Dr. Paul earned his bachelor’s degree in mechanical engineering from Princeton University in 1953, his master’s degree from Stanford University in 1954, and in 1958 his doctoral degree from the Polytechnic Institute in Brooklyn.

Dr. Paul began his academic career in 1958 as an assistant professor of engineering at Brown University. He served as chief of Solid Mechanics Research at Ingersoll-Rand Research Center prior to joining the University of Pennsylvania faculty in 1969 as a full professor. In 1982 he was appointed the Asa Whitney Professor of Dynamical Engineering, the oldest scholarly chair at the University. Dr. Paul served as chair of the department of mechanical engineering and applied mechanics and held a secondary appointment in computer and information science.

Dr. Paul was a pioneer in applying computer-aided techniques to the analysis and design of mechanisms and machines. He made important contributions to the study of non-counterformal contacts between rigid bodies that help us understand the mechanics and failure mechanisms in rail-wheel interactions, which is very relevant to the design of high-speed rail. Dr. Paul’s students remember him for his talent for reducing the most complex concepts to the most basic principles.
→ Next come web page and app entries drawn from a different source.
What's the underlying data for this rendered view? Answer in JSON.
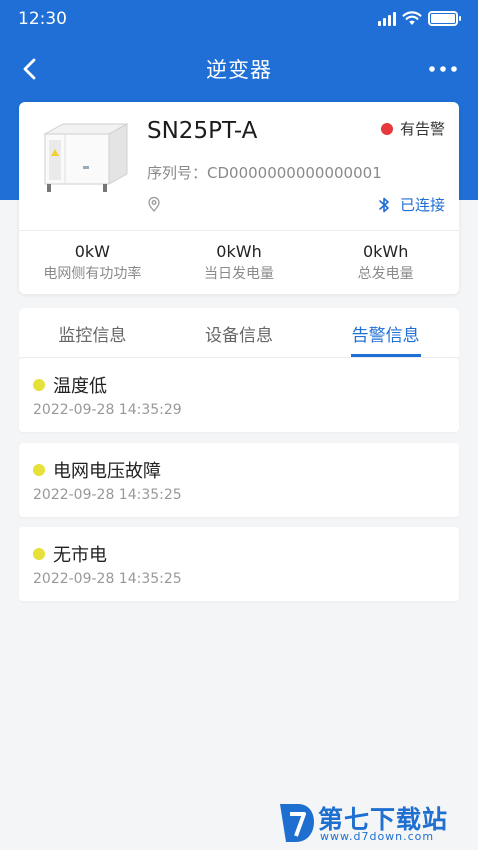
{
  "status_bar": {
    "time": "12:30"
  },
  "nav": {
    "title": "逆变器",
    "back_icon": "chevron-left-icon",
    "more_icon": "more-horizontal-icon"
  },
  "device": {
    "model": "SN25PT-A",
    "alarm_status": "有告警",
    "alarm_color": "#e5393b",
    "serial_label": "序列号：",
    "serial_value": "CD0000000000000001",
    "connection_status": "已连接",
    "connection_icon": "bluetooth-icon",
    "location_icon": "location-pin-icon",
    "stats": [
      {
        "value": "0kW",
        "label": "电网侧有功功率"
      },
      {
        "value": "0kWh",
        "label": "当日发电量"
      },
      {
        "value": "0kWh",
        "label": "总发电量"
      }
    ]
  },
  "tabs": [
    {
      "label": "监控信息",
      "active": false
    },
    {
      "label": "设备信息",
      "active": false
    },
    {
      "label": "告警信息",
      "active": true
    }
  ],
  "alarms": [
    {
      "title": "温度低",
      "time": "2022-09-28 14:35:29"
    },
    {
      "title": "电网电压故障",
      "time": "2022-09-28 14:35:25"
    },
    {
      "title": "无市电",
      "time": "2022-09-28 14:35:25"
    }
  ],
  "colors": {
    "primary": "#1f6fd6",
    "alarm_dot": "#e6e03a",
    "background": "#f4f5f7"
  },
  "watermark": {
    "name": "第七下载站",
    "url": "www.d7down.com"
  }
}
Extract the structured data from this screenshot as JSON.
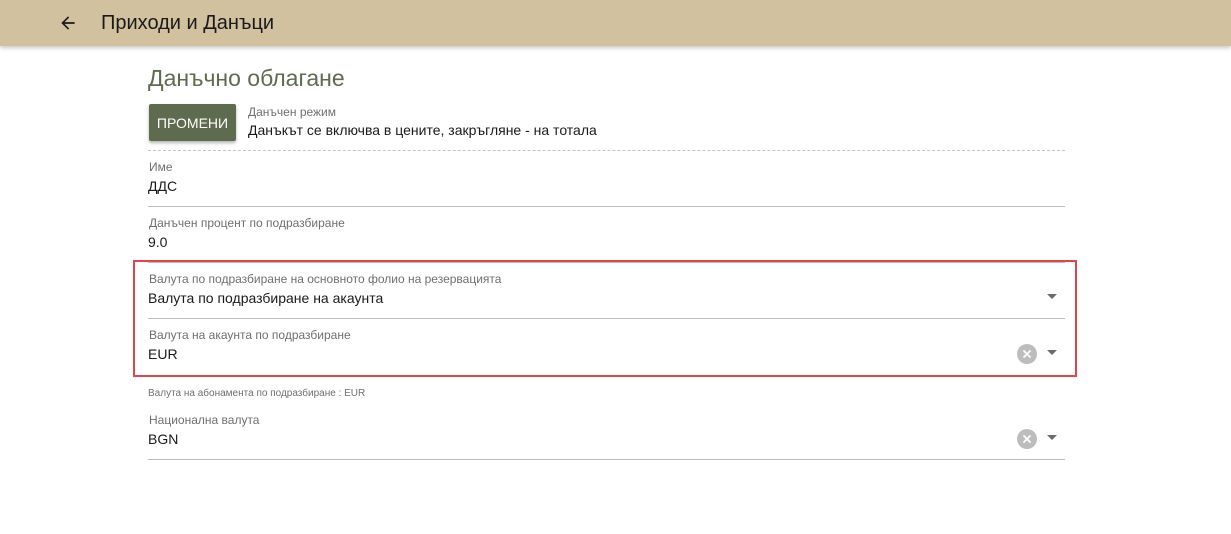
{
  "header": {
    "back_icon": "arrow-left-icon",
    "title": "Приходи и Данъци"
  },
  "section": {
    "title": "Данъчно облагане"
  },
  "tax_mode": {
    "change_button_label": "ПРОМЕНИ",
    "label": "Данъчен режим",
    "value": "Данъкът се включва в цените,  закръгляне - на тотала"
  },
  "fields": {
    "name": {
      "label": "Име",
      "value": "ДДС"
    },
    "default_tax_rate": {
      "label": "Данъчен процент по подразбиране",
      "value": "9.0"
    },
    "folio_currency": {
      "label": "Валута по подразбиране на основното фолио на резервацията",
      "value": "Валута по подразбиране на акаунта"
    },
    "account_currency": {
      "label": "Валута на акаунта по подразбиране",
      "value": "EUR"
    },
    "subscription_note": "Валута на абонамента по подразбиране : EUR",
    "national_currency": {
      "label": "Национална валута",
      "value": "BGN"
    }
  },
  "colors": {
    "topbar": "#d1c19e",
    "accent": "#5f6b4f",
    "highlight": "#e2444b"
  }
}
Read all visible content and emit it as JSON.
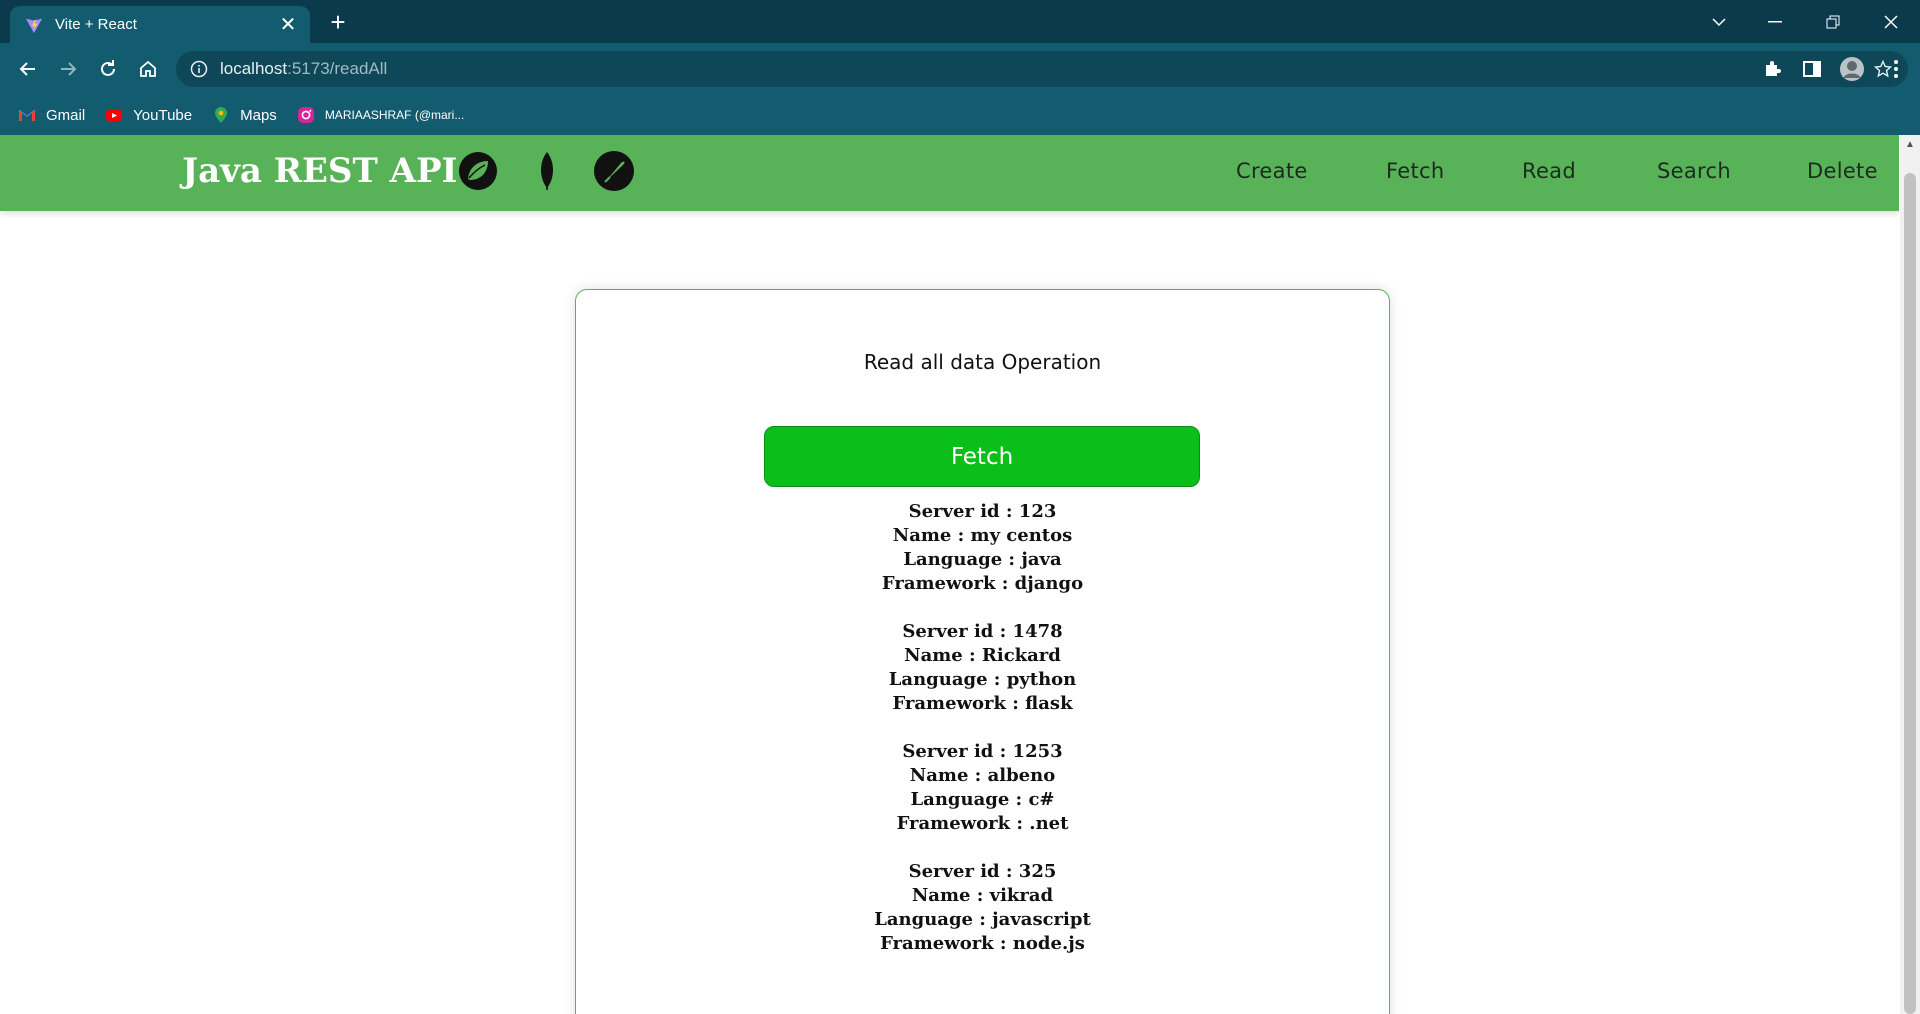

Nowhere is this clearer than in his book, Kinematics and Dynamics of Planar Machinery, a textbook for undergraduate students in which he incorporated principles of analytical mechanics, typically only taught in graduate level courses, using a unique approach making it accessible and relevant.

Dr. Paul is survived by his wife of 49 years, Lois; and two sons, Jordan and Douglas.

To Report A Death

Almanac appreciates being informed of the deaths of current and former faculty and staff members, students, and other members of the University community.

However, notices of alumni deaths should be directed to the Alumni Records Office at Room 545, Franklin Building, (215) 898-8136 or e-mail record@ben.dev.upenn.edu.

Almanac - October 30, 2007, Volume 54, No. 10